> I can only assume my account was accessed through an online purchase or somehow taken when I swiped it at the store
Some of the biggest issues over the last 5 years have been breached point-of-sale systems. That is, customers buying in-store at Target or Home Depot swipe their cards at the register, and one of the computers in the network that makes the magic happen was running malware, stealing MILLIONS of card numbers.
Cerainly use credit cards instead of debit cards. But also save your receipts and balance your monthly statement. I have found a fraud and errors on my credit card many times by this method. Don’t be too lazy to check your receipts against the statement. You’re not regret the small amount of time this takes.
Sorry you ran into issues, appreciate the warning for everyone!! I never use debit card unless I withdraw cash at an ATM. I always use credit card even for small purchases–and budget to pay off at end of month so never any charges. If I make a large purchase (furniture, kitchen appliance, etc.) I’ll charge, and may need to pay off in two months time, but never carry balance longer if possible. No debit cards for reasons cited above by others!
Ditto advice from Jeremy and Steve. DON’T use debit cards. They do NOT have the guaranteed protections Federally that credit cards do. Now, most banks will try to cover the losses, BUT, they are in no way REQUIRED to! Thus, your struggle to get your money back. Stay with the credit cards. Until equal protections are in place Federally and State-wise, don’t use debit cards.
And ALWAYS check your statements (bank, cards, etc.) with a fine toothed comb. Small charges are the norm now for theft, either just ongoing small, inconspicuous charges OR small charges to check if you notice, THEN the big hits!
One way to lower point of sale theft of card info somewhat – buy gift cards and use THEM. Every time Kings offers 4X points, I try to buy not only cards for gifts, but for stores I shop regularly. THAT way, when a massive credit card breach happens at the store where you use the gift card, you haven’t contributed your credit card info to the store’s computer data and it won’t be compromised. TRUE, if Kings suffers a breach, my credit card will be there, BUT, it reduces the number of places all my card info resides, thus reducing my risk. And I can check for troubles at just one place (Kings) more easily than checking every store.
Besides, I get a LOT more fuel points at the same time!
There is no way these days to be completely covered, no matter how many freezes or alerts you set in place. The ONLY way to protect yourself is to constantly keep eagle-eyed track of all your finances (and medical records!) and catch trouble as fast as possible. Credit/ identity theft is impossible to truly prevent these days – you can only minimalize the damage and stop it as quickly as possible. Sad truth of today’s reality. Even a “cash-only” life is not total protection. Your social security number is still easily compromised (it’s everywhere and institutions are NOT effectively protecting it) and your identity is thus at risk. Vigilance is a must.
Not fair, but alas, true.
My husband and I write every credit card transaction in our checkbook immediately after purchases and subtract the amount just as if it were any withdrawal from our checking account. (We use a red pen for credit card purchases.) Our check register is kept up to date in Quicken, so we can tell immediately how much money is owed at any time on credit cards. The best benefit is that when the credit card statement comes due, the money is already subtracted from checking! Then all I have to do is send the payment via Bill Pay. I also check on-line statements every day for fraudulent charges so they can be stopped immediately.

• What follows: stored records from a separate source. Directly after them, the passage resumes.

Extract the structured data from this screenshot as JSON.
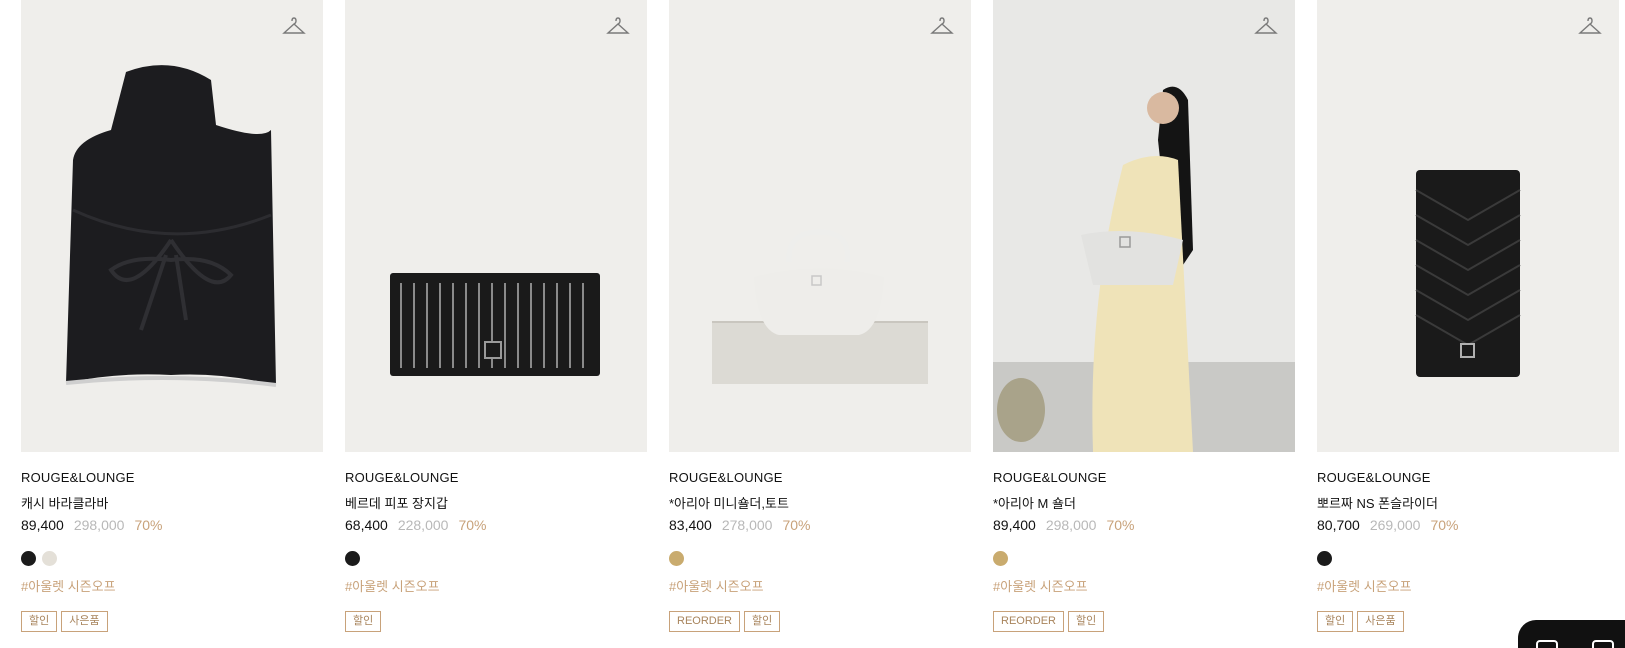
{
  "products": [
    {
      "brand": "ROUGE&LOUNGE",
      "name": "캐시 바라클라바",
      "price": "89,400",
      "original_price": "298,000",
      "discount": "70%",
      "swatches": [
        "#1b1b1b",
        "#e4e0d8"
      ],
      "tagline": "#아울렛 시즌오프",
      "badges": [
        "할인",
        "사은품"
      ],
      "image_icon": "wishlist-hanger-icon"
    },
    {
      "brand": "ROUGE&LOUNGE",
      "name": "베르데 피포 장지갑",
      "price": "68,400",
      "original_price": "228,000",
      "discount": "70%",
      "swatches": [
        "#1b1b1b"
      ],
      "tagline": "#아울렛 시즌오프",
      "badges": [
        "할인"
      ],
      "image_icon": "wishlist-hanger-icon"
    },
    {
      "brand": "ROUGE&LOUNGE",
      "name": "*아리아 미니숄더,토트",
      "price": "83,400",
      "original_price": "278,000",
      "discount": "70%",
      "swatches": [
        "#c9ab6e"
      ],
      "tagline": "#아울렛 시즌오프",
      "badges": [
        "REORDER",
        "할인"
      ],
      "image_icon": "wishlist-hanger-icon"
    },
    {
      "brand": "ROUGE&LOUNGE",
      "name": "*아리아 M 숄더",
      "price": "89,400",
      "original_price": "298,000",
      "discount": "70%",
      "swatches": [
        "#c9ab6e"
      ],
      "tagline": "#아울렛 시즌오프",
      "badges": [
        "REORDER",
        "할인"
      ],
      "image_icon": "wishlist-hanger-icon"
    },
    {
      "brand": "ROUGE&LOUNGE",
      "name": "뽀르짜 NS 폰슬라이더",
      "price": "80,700",
      "original_price": "269,000",
      "discount": "70%",
      "swatches": [
        "#1b1b1b"
      ],
      "tagline": "#아울렛 시즌오프",
      "badges": [
        "할인",
        "사은품"
      ],
      "image_icon": "wishlist-hanger-icon"
    }
  ],
  "colors": {
    "accent": "#c8a27a",
    "image_bg": "#efeeeb",
    "strike": "#b8b8b8"
  }
}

Lynda – I do the exact same thing! It ensures I can always pay my bill in full, avoiding any interest or fees. Plus, I make sure my credit cards are earning rewards. If you’re not paying your bill in full every month, any rewards earned are really not rewards at all. More than likely, you’re paying more in interest than what the rewards are worth. Way to go, Lynda! -BKC